▶ **Given records**
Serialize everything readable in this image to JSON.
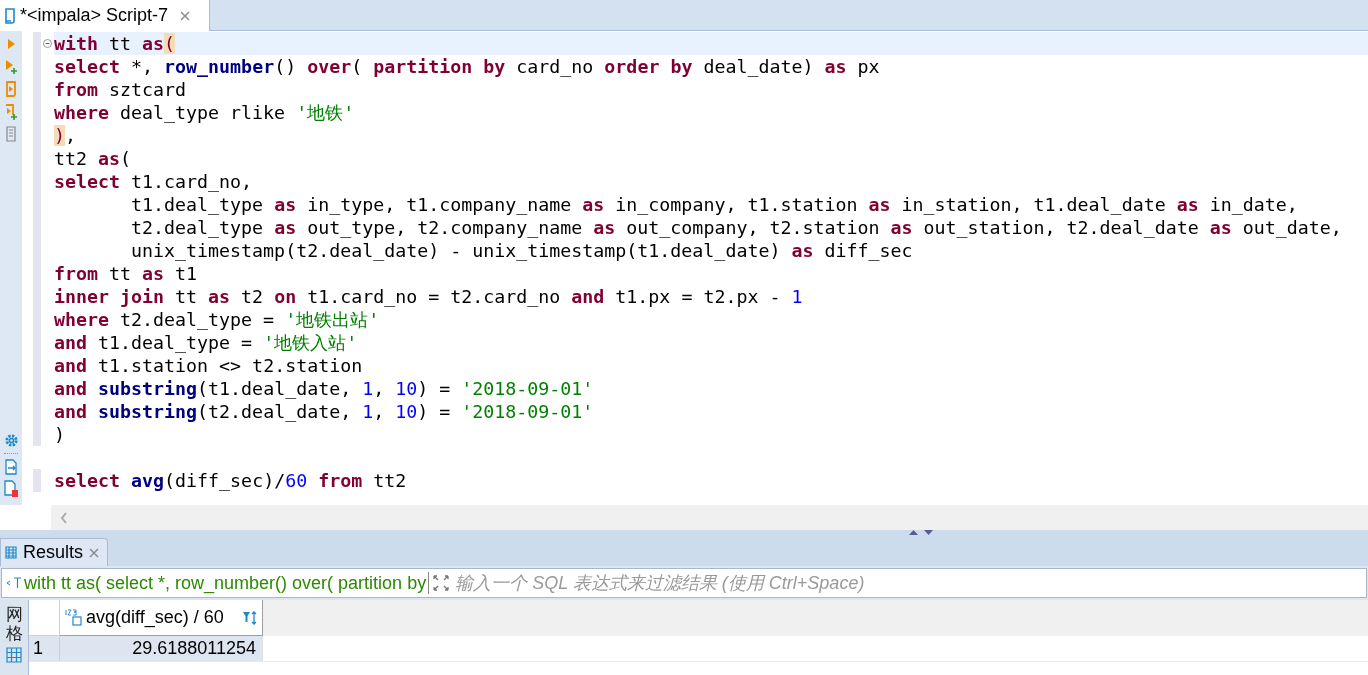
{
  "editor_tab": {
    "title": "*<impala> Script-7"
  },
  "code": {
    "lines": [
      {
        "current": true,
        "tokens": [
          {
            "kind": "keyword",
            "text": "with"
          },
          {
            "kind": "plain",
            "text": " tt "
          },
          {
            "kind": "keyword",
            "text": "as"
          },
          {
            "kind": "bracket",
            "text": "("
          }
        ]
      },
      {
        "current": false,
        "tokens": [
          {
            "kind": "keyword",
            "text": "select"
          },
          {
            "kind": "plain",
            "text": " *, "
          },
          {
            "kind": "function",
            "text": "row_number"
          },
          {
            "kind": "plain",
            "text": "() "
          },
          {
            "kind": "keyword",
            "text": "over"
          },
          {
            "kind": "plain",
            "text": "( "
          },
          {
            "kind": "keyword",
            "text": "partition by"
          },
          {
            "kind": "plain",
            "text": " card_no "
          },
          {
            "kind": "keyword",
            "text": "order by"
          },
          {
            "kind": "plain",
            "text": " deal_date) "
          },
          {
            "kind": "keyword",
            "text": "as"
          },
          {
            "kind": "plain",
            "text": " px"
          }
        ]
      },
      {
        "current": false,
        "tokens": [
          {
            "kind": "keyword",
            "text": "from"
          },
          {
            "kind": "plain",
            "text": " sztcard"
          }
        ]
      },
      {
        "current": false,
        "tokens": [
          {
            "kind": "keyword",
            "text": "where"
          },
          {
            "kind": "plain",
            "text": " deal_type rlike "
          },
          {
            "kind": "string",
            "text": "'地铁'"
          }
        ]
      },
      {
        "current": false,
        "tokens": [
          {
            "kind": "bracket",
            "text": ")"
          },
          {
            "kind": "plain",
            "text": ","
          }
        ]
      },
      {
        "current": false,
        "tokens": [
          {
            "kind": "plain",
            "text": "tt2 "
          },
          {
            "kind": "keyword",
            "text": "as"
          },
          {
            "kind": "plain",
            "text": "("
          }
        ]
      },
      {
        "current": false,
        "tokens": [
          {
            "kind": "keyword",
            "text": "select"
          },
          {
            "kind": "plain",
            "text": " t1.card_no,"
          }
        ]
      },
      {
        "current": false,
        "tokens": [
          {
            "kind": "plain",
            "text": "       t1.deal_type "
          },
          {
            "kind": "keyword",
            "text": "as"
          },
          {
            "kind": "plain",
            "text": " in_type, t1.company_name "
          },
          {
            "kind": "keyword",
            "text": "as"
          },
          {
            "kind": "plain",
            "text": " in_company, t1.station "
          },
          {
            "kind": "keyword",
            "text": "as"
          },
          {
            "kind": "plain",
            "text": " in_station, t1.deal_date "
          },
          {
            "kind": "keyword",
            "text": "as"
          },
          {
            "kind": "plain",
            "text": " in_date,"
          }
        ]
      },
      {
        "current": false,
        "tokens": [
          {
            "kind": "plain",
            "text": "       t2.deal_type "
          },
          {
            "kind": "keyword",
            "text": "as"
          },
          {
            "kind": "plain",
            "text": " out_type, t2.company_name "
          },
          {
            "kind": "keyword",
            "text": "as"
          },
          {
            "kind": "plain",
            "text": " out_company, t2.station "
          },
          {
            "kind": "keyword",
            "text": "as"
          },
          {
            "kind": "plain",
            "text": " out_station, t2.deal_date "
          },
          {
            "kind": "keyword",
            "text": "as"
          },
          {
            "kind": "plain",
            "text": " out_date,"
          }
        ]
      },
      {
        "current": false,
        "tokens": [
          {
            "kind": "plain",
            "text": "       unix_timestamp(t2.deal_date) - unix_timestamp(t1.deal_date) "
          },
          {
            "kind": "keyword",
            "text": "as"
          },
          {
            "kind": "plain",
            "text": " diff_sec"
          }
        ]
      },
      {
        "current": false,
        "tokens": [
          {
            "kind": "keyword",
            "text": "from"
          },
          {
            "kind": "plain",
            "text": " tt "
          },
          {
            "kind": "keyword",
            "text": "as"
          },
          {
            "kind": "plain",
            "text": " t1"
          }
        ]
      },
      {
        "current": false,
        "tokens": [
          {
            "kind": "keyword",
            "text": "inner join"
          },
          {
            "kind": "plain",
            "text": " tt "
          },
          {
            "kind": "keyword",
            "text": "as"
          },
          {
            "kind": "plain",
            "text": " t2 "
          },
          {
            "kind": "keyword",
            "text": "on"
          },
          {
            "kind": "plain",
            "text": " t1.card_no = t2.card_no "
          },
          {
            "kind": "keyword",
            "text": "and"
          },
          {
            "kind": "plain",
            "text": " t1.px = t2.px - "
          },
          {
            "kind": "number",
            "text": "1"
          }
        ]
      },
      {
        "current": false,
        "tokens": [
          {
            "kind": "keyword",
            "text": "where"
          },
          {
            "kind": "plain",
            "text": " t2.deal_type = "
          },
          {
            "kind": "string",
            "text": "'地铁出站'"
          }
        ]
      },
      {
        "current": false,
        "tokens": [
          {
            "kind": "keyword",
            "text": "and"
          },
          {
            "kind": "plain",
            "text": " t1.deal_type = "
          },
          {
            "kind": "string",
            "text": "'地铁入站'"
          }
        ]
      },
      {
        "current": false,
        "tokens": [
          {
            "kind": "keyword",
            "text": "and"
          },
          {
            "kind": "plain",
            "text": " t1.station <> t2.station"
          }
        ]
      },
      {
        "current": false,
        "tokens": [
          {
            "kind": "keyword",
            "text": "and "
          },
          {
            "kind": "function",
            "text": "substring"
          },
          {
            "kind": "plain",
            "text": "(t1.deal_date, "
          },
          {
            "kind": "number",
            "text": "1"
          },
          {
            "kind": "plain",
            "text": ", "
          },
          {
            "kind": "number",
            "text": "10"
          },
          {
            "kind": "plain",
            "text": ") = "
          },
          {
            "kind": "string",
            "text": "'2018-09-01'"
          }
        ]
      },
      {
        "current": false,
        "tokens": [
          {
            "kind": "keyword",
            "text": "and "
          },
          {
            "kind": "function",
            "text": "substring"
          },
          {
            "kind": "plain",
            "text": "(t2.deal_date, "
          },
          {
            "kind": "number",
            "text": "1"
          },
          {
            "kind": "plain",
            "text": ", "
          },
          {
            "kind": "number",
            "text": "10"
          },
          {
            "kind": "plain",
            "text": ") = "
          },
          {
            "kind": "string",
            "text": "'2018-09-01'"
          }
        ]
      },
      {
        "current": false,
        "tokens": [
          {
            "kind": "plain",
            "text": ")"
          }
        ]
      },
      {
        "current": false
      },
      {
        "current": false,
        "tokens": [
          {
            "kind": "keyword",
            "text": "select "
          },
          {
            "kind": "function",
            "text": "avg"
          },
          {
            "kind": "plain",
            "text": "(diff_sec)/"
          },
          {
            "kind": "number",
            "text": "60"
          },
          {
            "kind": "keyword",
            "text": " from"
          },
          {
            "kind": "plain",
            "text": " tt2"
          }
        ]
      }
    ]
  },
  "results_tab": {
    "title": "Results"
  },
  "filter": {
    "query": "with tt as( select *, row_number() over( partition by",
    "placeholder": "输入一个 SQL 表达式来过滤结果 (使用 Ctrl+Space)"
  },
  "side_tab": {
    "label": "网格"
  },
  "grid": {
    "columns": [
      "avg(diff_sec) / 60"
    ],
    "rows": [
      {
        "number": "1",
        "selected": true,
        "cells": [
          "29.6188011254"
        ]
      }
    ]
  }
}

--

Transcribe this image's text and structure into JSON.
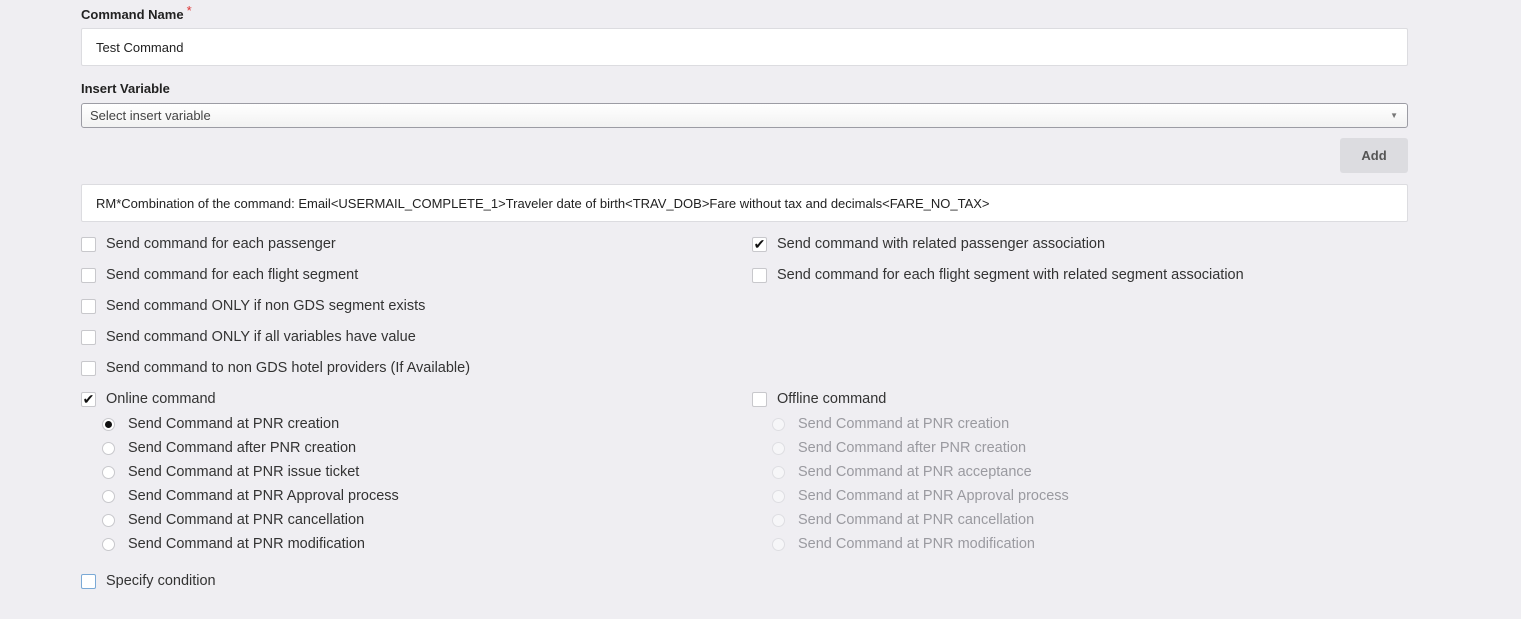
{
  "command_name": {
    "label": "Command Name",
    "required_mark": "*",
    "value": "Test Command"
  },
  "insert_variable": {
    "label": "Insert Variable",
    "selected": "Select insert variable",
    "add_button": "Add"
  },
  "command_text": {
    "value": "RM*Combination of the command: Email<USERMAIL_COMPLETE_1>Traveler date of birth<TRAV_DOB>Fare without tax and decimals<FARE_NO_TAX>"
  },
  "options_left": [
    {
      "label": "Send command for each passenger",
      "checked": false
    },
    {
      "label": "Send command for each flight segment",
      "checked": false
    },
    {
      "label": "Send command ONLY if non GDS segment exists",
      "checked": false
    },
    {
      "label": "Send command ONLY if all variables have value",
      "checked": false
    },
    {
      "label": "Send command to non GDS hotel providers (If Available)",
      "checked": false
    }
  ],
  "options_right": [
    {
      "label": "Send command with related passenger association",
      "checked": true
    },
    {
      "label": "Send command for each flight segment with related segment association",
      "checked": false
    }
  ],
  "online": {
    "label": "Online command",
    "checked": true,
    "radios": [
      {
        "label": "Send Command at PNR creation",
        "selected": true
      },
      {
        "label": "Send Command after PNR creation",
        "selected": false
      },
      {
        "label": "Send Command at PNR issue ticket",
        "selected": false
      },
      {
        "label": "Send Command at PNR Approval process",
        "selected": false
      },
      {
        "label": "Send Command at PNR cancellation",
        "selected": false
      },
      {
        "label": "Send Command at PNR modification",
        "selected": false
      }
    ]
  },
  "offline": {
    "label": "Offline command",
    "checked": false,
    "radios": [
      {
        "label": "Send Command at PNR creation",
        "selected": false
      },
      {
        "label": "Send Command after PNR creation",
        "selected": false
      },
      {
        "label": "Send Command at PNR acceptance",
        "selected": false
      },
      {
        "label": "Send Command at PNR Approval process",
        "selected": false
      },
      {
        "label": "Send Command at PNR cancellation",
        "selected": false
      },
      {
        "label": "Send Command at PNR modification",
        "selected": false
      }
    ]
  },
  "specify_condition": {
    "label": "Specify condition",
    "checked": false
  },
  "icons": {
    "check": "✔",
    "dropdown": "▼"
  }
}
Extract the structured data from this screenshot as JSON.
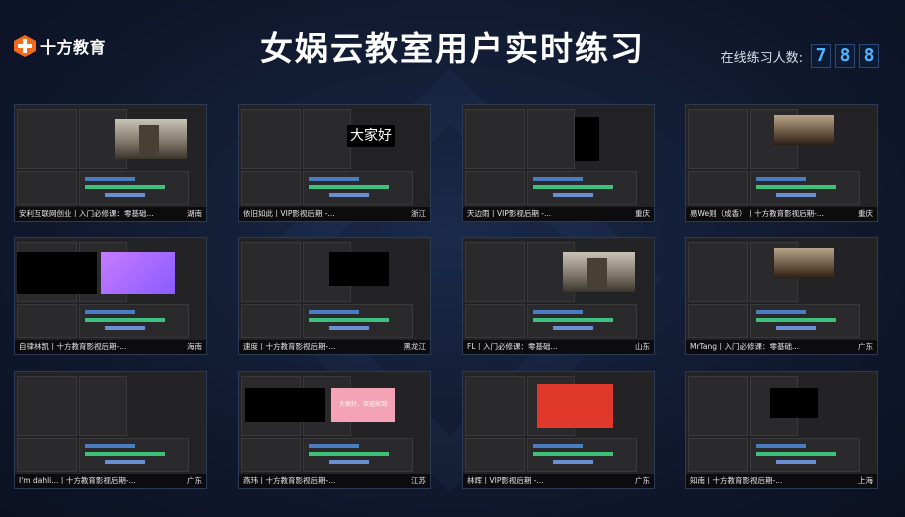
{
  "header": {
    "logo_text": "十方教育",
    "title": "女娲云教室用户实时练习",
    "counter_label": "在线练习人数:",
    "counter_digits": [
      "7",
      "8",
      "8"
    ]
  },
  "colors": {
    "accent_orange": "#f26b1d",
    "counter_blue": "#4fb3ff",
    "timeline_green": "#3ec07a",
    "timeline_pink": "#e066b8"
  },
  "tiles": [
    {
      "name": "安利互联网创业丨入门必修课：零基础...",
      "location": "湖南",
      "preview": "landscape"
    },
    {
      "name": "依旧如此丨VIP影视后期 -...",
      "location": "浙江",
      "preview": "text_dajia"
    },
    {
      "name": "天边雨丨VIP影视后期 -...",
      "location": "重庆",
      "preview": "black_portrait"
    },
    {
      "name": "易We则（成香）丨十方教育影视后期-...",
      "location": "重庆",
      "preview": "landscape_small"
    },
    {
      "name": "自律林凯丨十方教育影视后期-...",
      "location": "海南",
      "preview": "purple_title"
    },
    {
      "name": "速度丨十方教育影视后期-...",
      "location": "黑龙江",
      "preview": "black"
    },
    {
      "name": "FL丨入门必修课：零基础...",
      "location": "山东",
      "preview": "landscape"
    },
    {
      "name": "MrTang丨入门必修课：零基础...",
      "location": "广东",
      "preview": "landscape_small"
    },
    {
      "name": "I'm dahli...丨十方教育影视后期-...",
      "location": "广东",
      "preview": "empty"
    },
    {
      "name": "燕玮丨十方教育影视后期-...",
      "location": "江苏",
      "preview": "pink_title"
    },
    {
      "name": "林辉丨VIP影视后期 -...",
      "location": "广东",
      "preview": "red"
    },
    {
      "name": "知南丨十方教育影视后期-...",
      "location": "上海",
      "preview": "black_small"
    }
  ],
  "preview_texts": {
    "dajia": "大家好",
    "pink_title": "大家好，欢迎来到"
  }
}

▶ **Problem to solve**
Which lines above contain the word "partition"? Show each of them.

▶ **Final answer**
            "text": "partition by"
    "query": "with tt as( select *, row_number() over( partition by",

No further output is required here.